A question was posed to me recently about where we are in the reading of the Torah (five books of Moses), and how we know what to read each week. Here is a short answer.
On Simchat Torah once again we began the cycle of reading the Torah, as I mentioned in an earlier posting. We read the final few verses from Devarim (Deuteronomy) and the first few from Bereshit (Genesis) as we do each year on that holiday, thus both concluding the cycle for last year, and beginning it anew for this year. By doing both at the same time on that holiday we indicate by our actions that we are always (forever) engaging with Torah, and that we are never done, there is always more to be learned and gained by interaction with the text.
But how do we know what to read after that?

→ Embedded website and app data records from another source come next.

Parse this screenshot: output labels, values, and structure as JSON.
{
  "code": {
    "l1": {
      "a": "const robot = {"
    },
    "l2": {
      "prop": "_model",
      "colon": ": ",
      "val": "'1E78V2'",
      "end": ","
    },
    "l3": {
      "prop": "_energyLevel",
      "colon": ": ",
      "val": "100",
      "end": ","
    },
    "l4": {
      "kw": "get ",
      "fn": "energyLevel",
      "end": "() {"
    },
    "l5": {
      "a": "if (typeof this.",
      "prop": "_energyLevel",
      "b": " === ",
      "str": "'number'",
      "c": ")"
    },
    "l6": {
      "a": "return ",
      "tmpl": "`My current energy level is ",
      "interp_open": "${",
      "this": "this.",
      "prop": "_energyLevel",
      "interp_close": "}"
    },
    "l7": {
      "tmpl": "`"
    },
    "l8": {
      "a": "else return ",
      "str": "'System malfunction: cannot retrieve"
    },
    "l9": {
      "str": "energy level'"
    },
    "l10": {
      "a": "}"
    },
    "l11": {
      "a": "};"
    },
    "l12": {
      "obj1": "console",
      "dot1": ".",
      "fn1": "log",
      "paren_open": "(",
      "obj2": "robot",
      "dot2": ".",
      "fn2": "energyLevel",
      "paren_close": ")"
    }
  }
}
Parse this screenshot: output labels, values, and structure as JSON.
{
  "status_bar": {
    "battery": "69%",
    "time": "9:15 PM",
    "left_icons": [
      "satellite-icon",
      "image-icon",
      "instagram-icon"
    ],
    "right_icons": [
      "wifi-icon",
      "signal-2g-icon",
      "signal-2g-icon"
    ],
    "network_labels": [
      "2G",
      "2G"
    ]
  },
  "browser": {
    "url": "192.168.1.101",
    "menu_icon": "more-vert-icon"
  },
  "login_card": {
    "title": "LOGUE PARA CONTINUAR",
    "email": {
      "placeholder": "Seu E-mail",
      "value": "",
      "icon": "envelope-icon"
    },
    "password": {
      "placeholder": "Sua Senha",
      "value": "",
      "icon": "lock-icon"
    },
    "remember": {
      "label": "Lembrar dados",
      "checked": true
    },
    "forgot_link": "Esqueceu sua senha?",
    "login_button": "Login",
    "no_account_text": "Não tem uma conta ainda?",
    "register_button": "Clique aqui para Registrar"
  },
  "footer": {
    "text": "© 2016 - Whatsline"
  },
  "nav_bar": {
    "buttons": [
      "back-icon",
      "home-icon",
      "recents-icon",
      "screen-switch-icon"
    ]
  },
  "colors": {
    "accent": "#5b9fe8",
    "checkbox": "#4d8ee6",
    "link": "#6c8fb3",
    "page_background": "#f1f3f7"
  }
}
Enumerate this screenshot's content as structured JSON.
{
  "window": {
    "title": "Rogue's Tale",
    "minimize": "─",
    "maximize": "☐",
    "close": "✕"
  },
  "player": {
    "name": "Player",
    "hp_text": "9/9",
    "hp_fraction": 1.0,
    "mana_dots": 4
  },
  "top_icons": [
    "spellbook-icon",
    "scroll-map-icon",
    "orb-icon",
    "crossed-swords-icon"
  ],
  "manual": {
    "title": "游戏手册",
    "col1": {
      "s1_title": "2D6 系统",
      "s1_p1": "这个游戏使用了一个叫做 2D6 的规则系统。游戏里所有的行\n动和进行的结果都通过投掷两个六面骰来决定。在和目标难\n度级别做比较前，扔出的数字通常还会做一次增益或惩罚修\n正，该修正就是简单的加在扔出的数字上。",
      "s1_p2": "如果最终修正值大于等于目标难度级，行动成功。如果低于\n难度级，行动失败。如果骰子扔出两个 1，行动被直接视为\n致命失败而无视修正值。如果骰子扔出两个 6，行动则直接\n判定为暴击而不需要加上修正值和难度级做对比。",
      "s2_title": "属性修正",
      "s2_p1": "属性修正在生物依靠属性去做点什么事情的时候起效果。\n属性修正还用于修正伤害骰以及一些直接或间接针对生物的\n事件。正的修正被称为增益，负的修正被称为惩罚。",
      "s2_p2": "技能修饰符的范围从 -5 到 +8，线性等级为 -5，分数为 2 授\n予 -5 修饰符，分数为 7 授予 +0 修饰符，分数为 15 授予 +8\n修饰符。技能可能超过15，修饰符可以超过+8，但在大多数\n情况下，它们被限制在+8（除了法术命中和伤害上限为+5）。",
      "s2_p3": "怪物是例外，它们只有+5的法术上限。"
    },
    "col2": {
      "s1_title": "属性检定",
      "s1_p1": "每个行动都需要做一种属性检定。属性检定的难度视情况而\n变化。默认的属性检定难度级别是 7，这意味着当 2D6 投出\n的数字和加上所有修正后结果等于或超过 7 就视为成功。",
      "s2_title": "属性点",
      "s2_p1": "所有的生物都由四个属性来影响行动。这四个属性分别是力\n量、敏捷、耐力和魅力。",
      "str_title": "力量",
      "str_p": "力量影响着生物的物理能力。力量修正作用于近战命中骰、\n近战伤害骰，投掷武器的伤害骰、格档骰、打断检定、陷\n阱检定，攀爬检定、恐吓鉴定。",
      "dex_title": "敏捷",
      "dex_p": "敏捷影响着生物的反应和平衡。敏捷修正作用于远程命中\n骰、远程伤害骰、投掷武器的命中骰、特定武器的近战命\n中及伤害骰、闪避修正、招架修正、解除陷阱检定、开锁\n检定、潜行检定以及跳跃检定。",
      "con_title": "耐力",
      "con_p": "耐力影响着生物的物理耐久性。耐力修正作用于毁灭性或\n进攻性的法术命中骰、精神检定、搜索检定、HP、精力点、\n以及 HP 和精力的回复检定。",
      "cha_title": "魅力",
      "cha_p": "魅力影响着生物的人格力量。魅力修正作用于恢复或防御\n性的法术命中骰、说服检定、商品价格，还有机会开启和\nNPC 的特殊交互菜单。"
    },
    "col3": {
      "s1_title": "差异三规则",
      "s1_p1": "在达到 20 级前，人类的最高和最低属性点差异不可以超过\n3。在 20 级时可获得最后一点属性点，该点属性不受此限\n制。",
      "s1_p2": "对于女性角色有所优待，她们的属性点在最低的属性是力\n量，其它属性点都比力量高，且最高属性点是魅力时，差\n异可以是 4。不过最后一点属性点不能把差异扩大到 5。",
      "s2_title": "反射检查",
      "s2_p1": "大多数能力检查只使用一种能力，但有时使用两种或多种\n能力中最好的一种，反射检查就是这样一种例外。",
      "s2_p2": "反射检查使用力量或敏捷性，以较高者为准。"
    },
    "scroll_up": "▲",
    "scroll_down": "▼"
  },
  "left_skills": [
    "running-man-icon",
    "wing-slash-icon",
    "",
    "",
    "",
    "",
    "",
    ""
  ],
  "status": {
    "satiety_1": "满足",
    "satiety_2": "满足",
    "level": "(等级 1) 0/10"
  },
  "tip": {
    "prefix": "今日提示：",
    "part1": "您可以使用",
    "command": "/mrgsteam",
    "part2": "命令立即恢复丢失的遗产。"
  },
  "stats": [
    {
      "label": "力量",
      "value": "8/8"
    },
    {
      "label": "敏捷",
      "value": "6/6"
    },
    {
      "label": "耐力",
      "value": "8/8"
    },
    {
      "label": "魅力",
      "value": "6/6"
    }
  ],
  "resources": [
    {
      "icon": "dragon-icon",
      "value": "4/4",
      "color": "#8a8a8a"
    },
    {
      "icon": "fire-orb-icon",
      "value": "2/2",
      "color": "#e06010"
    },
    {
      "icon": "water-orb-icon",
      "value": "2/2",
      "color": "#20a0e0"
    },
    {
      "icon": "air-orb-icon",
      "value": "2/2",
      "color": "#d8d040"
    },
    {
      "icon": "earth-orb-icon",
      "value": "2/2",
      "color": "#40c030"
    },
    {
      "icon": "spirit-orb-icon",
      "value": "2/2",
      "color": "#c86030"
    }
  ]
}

The way this works is that the Torah is traditionally divided into 54 parashiot (portions or sections for reading), which are read one after another week by week in a leap year (a year in which a leap month is inserted, and consequently, when there are 54 non-holiday weeks in which to read Torah). In non-leap years, we have fewer weeks to assign a parashah (one of the parashiot), so two or more parashiot are combined and read in a single week in order to make it through the entire cycle by next Simchat Torah. In this way, it is possible toÂ make the full cycle of the Torah in the course of one year, and read it all. That is how a Jewish calendar can identify which week in the year it is by the name of the Parashah to be read that week, and everyone can understand it and agree which one it is. [There is a minor variation on this with holidays that are observed for a day longer outside of Israel, so that there can be a slight difference occasionally in a few weeks on what is being read in Israel as opposed to outside Israel, but this is known and taken into account, and the two sync up shortly after.]
Of course, this means that the readings each week are fairly lengthy - usually about six chapters. This can be more than a given community wishes to do each week, so a variation on this to spread the reading out and to read on a triennial cycle, which means that the entirety of the Torah is read over three years (instead of one), and only one third is read in each year. Instead of reading less and falling behind week to week, and therefore being on a different cycle than other communities that read the whole parashah, however, those communities that choose this approach read one third of each Parashah in a given week, the next week skipping ahead to the next Parashah, thereby keeping up with other communities as to which Parashah is being read. The way this is done is that in the first year, the community will read the first one-third of each Parashah, in the second year they will read the middle third, and in the third year they will read the final third. This means that the community has to keep track of which year of the triennial cycle they are in. Our community is one of those that follows the triennial cycle. This year (5767, 2006-2007) we are in the third year of the triennial cycle.
We select the break for the thirds of the Parashah to be read in each year based on the internal division of the Parashah into Aliyot (the calling up to the Torah of congregantsto be honored by reciting the blessings over the reading of the Torah). Â Since there are traditionally seven Aliyot on a Shabbat (Sabbath) morning service, we generally (as a guideline) take the first two or three Aliyot as the reading for triennial cycle year 1, the third and fourth or fourth and fifth for year 2, and the fith and sixth or sixth and seventh for year 3. This also helps to keep us lined up with other communities - which is a nice thing, especially if congregants are travelling and attending services elsewhere. This helps assure that they will be on the same reading cycle and will be able to follow along wherever they may happen to be.
Rabbi Joe Blair
Oct 29 2006